• Activity: Look through the listing below and say how many lines contain the word "this". Nothing else belongs in the reply.

• Information shown:

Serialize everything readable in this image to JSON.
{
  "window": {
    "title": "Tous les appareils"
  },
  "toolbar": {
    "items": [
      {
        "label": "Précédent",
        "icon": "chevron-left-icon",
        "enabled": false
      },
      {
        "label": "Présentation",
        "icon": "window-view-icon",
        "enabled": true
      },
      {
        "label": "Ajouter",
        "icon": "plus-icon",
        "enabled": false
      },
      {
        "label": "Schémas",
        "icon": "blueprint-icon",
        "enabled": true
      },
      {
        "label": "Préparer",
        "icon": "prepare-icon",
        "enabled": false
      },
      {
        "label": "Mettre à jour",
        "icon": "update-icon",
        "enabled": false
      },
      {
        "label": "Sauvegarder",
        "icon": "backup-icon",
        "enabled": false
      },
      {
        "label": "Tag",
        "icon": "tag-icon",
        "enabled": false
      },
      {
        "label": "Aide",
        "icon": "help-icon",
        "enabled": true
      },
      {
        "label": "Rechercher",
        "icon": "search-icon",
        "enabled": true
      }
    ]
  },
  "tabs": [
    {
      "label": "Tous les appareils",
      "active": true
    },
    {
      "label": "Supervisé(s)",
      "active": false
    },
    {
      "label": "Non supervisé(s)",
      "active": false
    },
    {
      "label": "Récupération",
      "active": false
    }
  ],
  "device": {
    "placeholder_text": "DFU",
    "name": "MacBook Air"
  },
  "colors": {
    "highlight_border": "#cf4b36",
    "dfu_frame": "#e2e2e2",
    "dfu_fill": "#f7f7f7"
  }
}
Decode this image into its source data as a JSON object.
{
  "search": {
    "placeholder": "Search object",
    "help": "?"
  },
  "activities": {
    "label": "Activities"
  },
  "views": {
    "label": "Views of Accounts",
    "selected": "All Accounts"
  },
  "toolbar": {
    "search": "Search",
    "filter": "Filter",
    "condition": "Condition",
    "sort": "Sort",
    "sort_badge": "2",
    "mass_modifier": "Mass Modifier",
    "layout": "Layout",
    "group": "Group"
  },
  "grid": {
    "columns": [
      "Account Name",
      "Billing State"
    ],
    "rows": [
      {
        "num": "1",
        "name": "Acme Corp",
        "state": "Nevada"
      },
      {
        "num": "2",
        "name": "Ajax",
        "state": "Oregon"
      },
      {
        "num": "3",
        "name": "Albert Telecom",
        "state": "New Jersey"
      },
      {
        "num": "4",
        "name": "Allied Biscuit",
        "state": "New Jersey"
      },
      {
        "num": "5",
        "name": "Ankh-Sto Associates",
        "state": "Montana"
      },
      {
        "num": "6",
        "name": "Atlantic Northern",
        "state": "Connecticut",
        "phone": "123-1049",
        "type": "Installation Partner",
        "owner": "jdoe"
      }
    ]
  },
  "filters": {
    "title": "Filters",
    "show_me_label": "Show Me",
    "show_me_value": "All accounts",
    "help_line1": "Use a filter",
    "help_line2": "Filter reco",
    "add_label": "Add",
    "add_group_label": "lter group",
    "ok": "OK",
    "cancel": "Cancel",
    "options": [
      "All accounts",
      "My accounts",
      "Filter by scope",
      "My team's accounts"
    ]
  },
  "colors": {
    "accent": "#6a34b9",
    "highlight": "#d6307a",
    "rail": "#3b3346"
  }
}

• Answer below: 2